Given the rarity of its presentation, there are no guidelines for management of clinical thrombosis in patients with FV deficiency. Antithrombotic treatment is based on clinical expertise and adaptation of guidelines for nonbleeding patients as well as guidelines that are currently applied for classical hemophilia patients.[20] Making management more challenging in these patients is the fact that clinical symptoms do not correlate with FV:C as some individuals with FV:C <1% do not have severe bleeding manifestations. It has been hypothesized that residual platelet FV:C is a determinant of the severity of clinical bleeding a patient with FV deficiency will experience.[21] Due to the variable clinical phenotype that occurs in patients with FV deficiency, specific management of clinical thrombosis needs to be individualized. Our patient had no hemorrhagic episodes; therefore, he was treated with standard doses of anticoagulation. He tolerated anticoagulation with no complications and continues on warfarin. He has not had a recurrent thrombosis while on anticoagulation.

In conclusion, this case highlights the clinical variability that can be seen in individuals with defects in the F5 gene. Though FV Leiden is the most common inherited disorder of thrombophilia, other variants in F5 have been implicated in clinical thrombosis. Management of a person with FV deficiency should be based on clinical symptoms and not on FV: C levels due to the variability in clinical presentation.


Conflicts of Interest


Address for correspondence

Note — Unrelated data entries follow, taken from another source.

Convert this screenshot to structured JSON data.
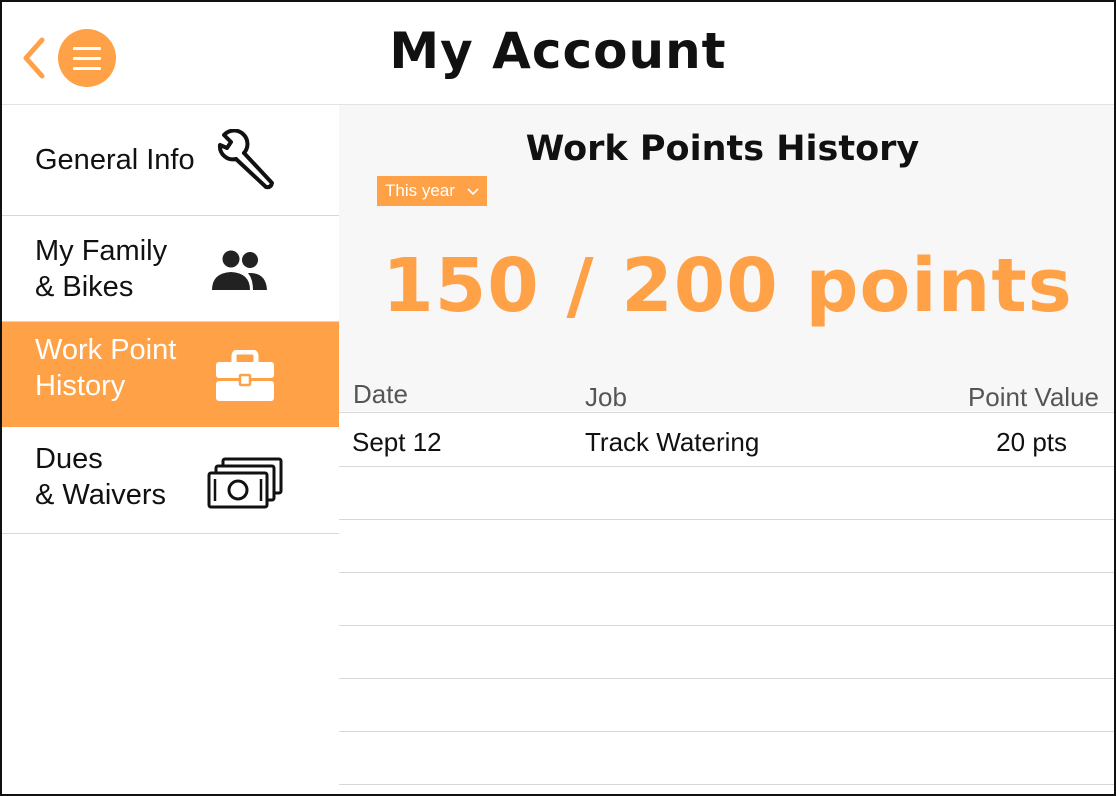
{
  "colors": {
    "accent": "#FFA147",
    "text": "#111111"
  },
  "header": {
    "title": "My Account",
    "back_icon": "chevron-left-icon",
    "menu_icon": "hamburger-menu-icon"
  },
  "sidebar": {
    "items": [
      {
        "label": "General Info",
        "icon": "wrench-icon",
        "active": false
      },
      {
        "label": "My Family\n & Bikes",
        "icon": "people-icon",
        "active": false
      },
      {
        "label": "Work Point\nHistory",
        "icon": "toolbox-icon",
        "active": true
      },
      {
        "label": "Dues\n& Waivers",
        "icon": "cash-stack-icon",
        "active": false
      }
    ]
  },
  "main": {
    "section_title": "Work Points History",
    "filter": {
      "selected": "This year",
      "icon": "chevron-down-icon"
    },
    "points_summary": "150 / 200 points",
    "table": {
      "columns": [
        "Date",
        "Job",
        "Point Value"
      ],
      "rows": [
        [
          "Sept 12",
          "Track Watering",
          "20 pts"
        ],
        [
          "",
          "",
          ""
        ],
        [
          "",
          "",
          ""
        ],
        [
          "",
          "",
          ""
        ],
        [
          "",
          "",
          ""
        ],
        [
          "",
          "",
          ""
        ],
        [
          "",
          "",
          ""
        ]
      ]
    }
  }
}
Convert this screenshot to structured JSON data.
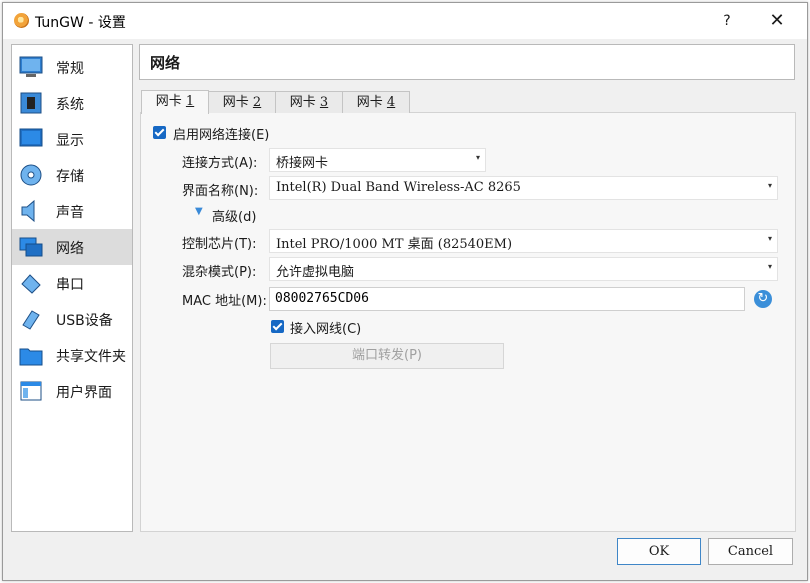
{
  "window": {
    "title": "TunGW - 设置",
    "help_label": "?",
    "close_label": "✕"
  },
  "sidebar": {
    "items": [
      {
        "label": "常规",
        "icon": "general-icon"
      },
      {
        "label": "系统",
        "icon": "system-icon"
      },
      {
        "label": "显示",
        "icon": "display-icon"
      },
      {
        "label": "存储",
        "icon": "storage-icon"
      },
      {
        "label": "声音",
        "icon": "audio-icon"
      },
      {
        "label": "网络",
        "icon": "network-icon",
        "selected": true
      },
      {
        "label": "串口",
        "icon": "serial-port-icon"
      },
      {
        "label": "USB设备",
        "icon": "usb-icon"
      },
      {
        "label": "共享文件夹",
        "icon": "shared-folder-icon"
      },
      {
        "label": "用户界面",
        "icon": "user-interface-icon"
      }
    ]
  },
  "page": {
    "title": "网络"
  },
  "tabs": [
    {
      "prefix": "网卡 ",
      "key": "1"
    },
    {
      "prefix": "网卡 ",
      "key": "2"
    },
    {
      "prefix": "网卡 ",
      "key": "3"
    },
    {
      "prefix": "网卡 ",
      "key": "4"
    }
  ],
  "adapter": {
    "enable_label": "启用网络连接(E)",
    "attached_label": "连接方式(A):",
    "attached_value": "桥接网卡",
    "name_label": "界面名称(N):",
    "name_value": "Intel(R) Dual Band Wireless-AC 8265",
    "advanced_label": "高级(d)",
    "type_label": "控制芯片(T):",
    "type_value": "Intel PRO/1000 MT 桌面 (82540EM)",
    "promisc_label": "混杂模式(P):",
    "promisc_value": "允许虚拟电脑",
    "mac_label": "MAC 地址(M):",
    "mac_value": "08002765CD06",
    "cable_label": "接入网线(C)",
    "portfwd_label": "端口转发(P)"
  },
  "buttons": {
    "ok": "OK",
    "cancel": "Cancel"
  },
  "colors": {
    "accent": "#1668c4",
    "selected_bg": "#dcdcdc"
  }
}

Rajiv K. Pruthi, MBBS
Division of Hematology, Department of Internal Medicine
Mayo Clinic, 200 First Street, SW, Rochester, MN 55905